Tuesday, June 9, 2015

Fine!

If you are looking for another running related topic today, I am sorry. I have strayed yet again.

Today, I would like to talk about the use of the word “fine”.

The word “fine” has several variations depending on how it is used as described by Google…..

See these examples below…..

fine

adjective

1. of high quality. "this was a fine piece of filmmaking"

synonyms:          excellent, first-class, first-rate, great, exceptional, outstanding, quality, superior, splendid, magnificent, exquisite, choice, select, prime, supreme, superb, wonderful, superlative, of high quality, second to none; More

2. (of a thread, filament, or person's hair) thin. "I have always had fine and dry hair"

synonyms:          thin, light, delicate, wispy, flyaway

 

noun

1. very small particles found in mining, milling, etc.

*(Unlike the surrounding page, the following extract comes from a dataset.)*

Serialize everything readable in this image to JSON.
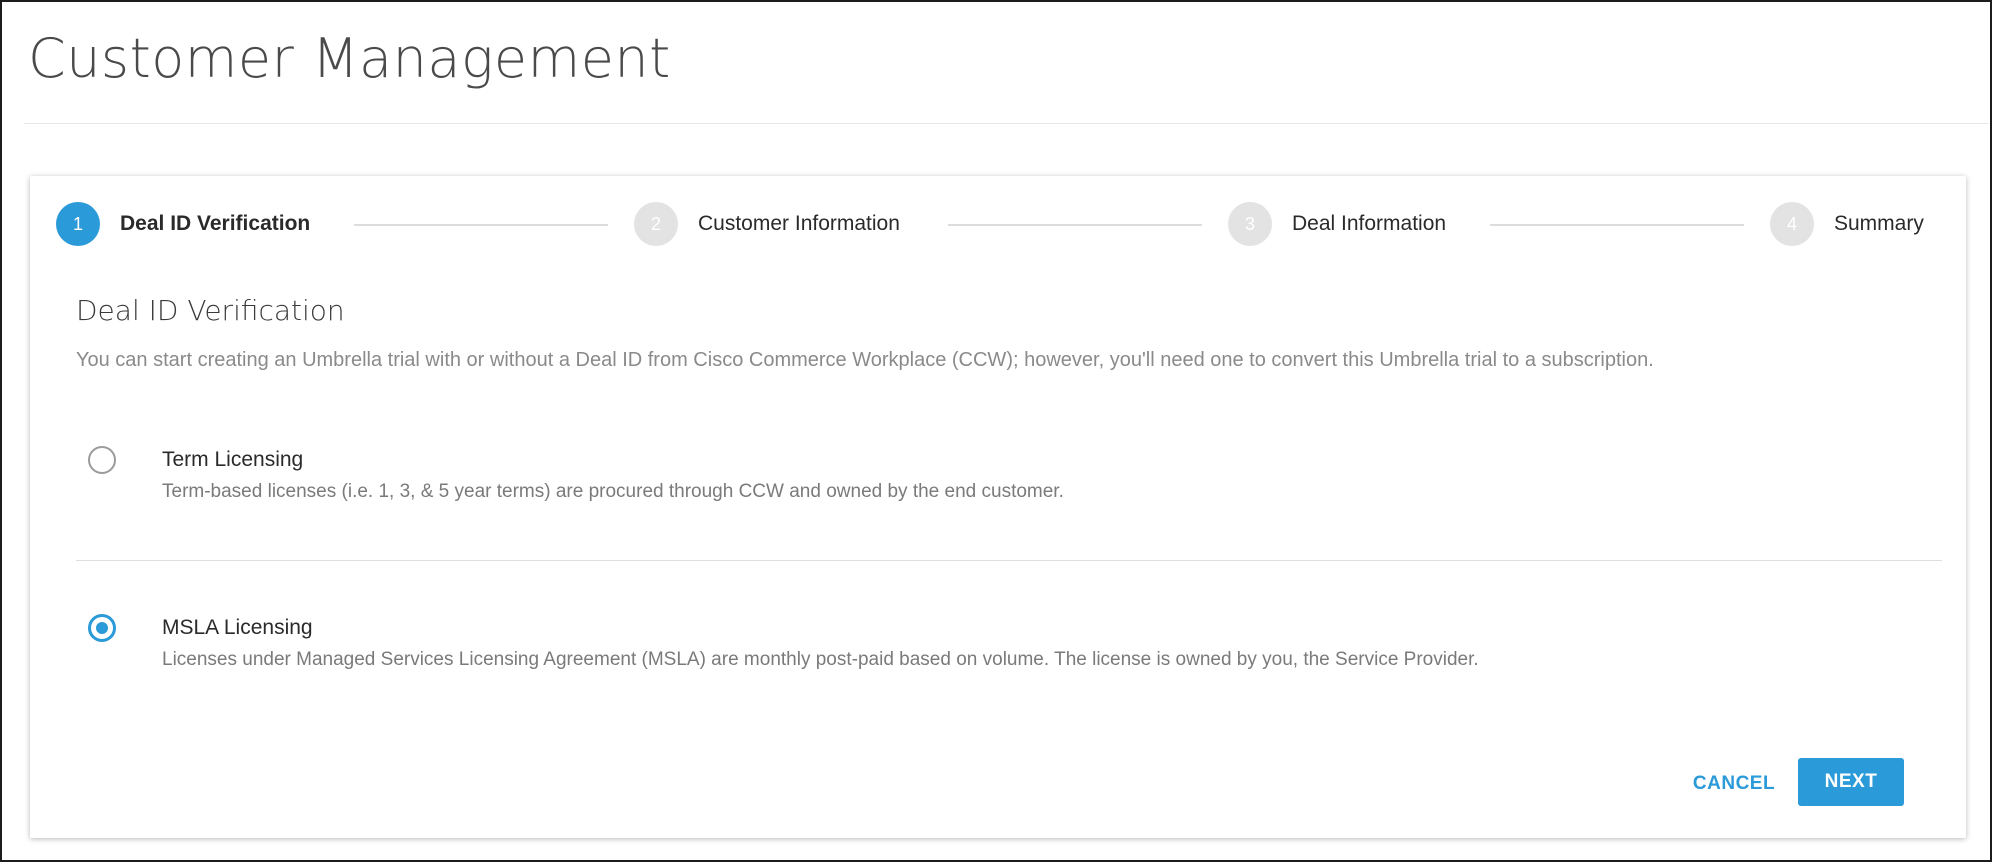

adverb informal

1. in a satisfactory or pleasing manner; very well. "“And how's the job-hunting going?” “Oh, fine.”"

verb

1. clarify (beer or wine) by causing the precipitation of sediment during production.

2. make or become thinner. "it can be fined right down to the finished shape"

 

Yes, these describe all the ways that the English language has for the use of the word “fine”, but I really want to talk about another variation not described above.

This is the variation where the word “fine” ends not with a “.” but ends with an “!” point.

Let me set the scene for you. Hopefully, it will help you understand what I am talking about.

Let’s say that you are having a conversation with someone. In this conversation, you are having a disagreement. This disagreement goes on for several minutes or until one or the other of you finishes with the word “fine”. And, clearly the use of the word “fine” is not meant to be with a “.” at the end, but you know in the back of your mind that it is the “fine” with at least one “!” and possibly more if this happens to be your wife or your girl friend. Based on the expression on her face, you can probably figure that there is some type of “!” multiple on a sliding scale involved. The harsher her expression, the greater is the multiplier.  

This is also about the point in the conversation where it abruptly ends but is by no means finished or is the disagreement settled.

As I try to figure what the real meaning for this usage of “fine”, I have come to only one conclusion. It means that I agree to disagree. I am neither surrendering nor admitting that I am wrong. And, I am certainly not admitting that you are right.  

Like most people I have had my fair share of these arguments over the course of my life, but I have always avoided the use of the word “fine” because I don’t like the taste that it leaves. Although, I have had it used against me more than once. And honestly, it doesn’t taste much better even if I didn’t say it.

During your next conversation when it feels like a “fine” moment, rethink your possible answers. Do something different and unexpected, you might find the results a lot more palatable.

 

The simple thoughts are the best

The Cool Down Runner

 

 

No comments: